I don't remember if it was Rod or Todd Flanders that said, "lies make baby Jesus cry," but whoever it was came close to explaining the premise behind John Chu's "The Water That Falls on You from Nowhere:" whenever someone lies, they get unexpectedly rained upon (even indoors, it seems). The bigger the lie, the more it rains.
It's an interesting premise, to say the least. How would we live in such a world? How would we curb our behaviour and our speech? And is it a metaphor for guilt or something?
Unfortunately, I don't think Chu adequately explores his own premise. Instead it becomes a tale about a man named Matt who is coming out to his parents.
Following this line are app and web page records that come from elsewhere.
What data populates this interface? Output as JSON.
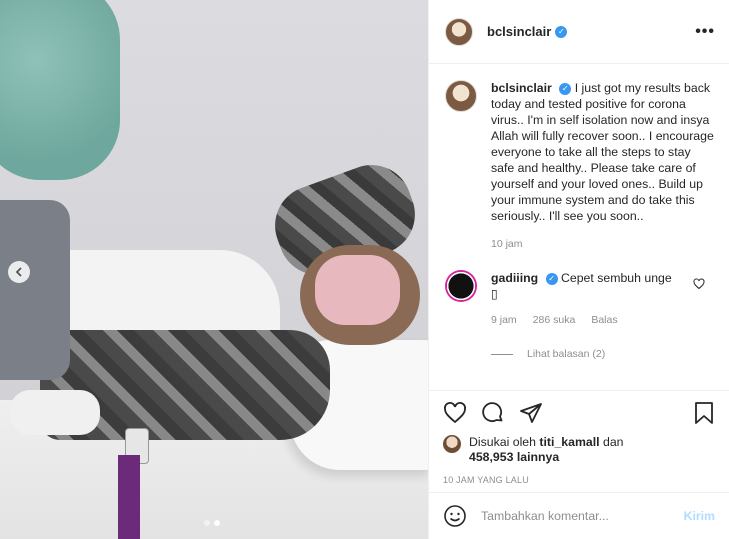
{
  "post": {
    "username": "bclsinclair",
    "more_label": "•••",
    "carousel": {
      "total": 2,
      "active": 2
    }
  },
  "caption": {
    "username": "bclsinclair",
    "text": "I just got my results back today and tested positive for corona virus.. I'm in self isolation now and insya Allah will fully recover soon.. I encourage everyone to take all the steps to stay safe and healthy.. Please take care of yourself and your loved ones.. Build up your immune system and do take this seriously.. I'll see you soon..",
    "time": "10 jam"
  },
  "comment": {
    "username": "gadiiing",
    "text": "Cepet sembuh unge",
    "emoji": "▯",
    "time": "9 jam",
    "likes": "286 suka",
    "reply_label": "Balas",
    "view_replies": "Lihat balasan (2)"
  },
  "likes": {
    "prefix": "Disukai oleh",
    "user": "titi_kamall",
    "and": "dan",
    "count": "458,953 lainnya"
  },
  "timestamp": "10 JAM YANG LALU",
  "add_comment": {
    "placeholder": "Tambahkan komentar...",
    "post_label": "Kirim"
  },
  "icons": {
    "like": "heart-icon",
    "comment": "comment-icon",
    "share": "share-icon",
    "save": "bookmark-icon",
    "emoji": "smiley-icon",
    "verified": "verified-badge-icon"
  },
  "colors": {
    "verified": "#3897f0",
    "post_button_disabled": "#b3dbff",
    "muted_text": "#8e8e8e"
  }
}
It's not entirely removed from the premise, I suppose, as Matt hasn't exactly lied to them about his sexual orientation, but has not been forthcoming with the truth either. Perhaps his realistic adaptation is the way we'd all adapt in Chu's unrealistic world. Still, the premise seems unnecessary (was it merely a way to get it published by Tor.com who typically only publish sci-fi and fantasy?) when the coming out story, complicated by intercultural and inter-generational gaps, is compelling and well-written enough without it. The premise becomes more of a distraction as the story goes on.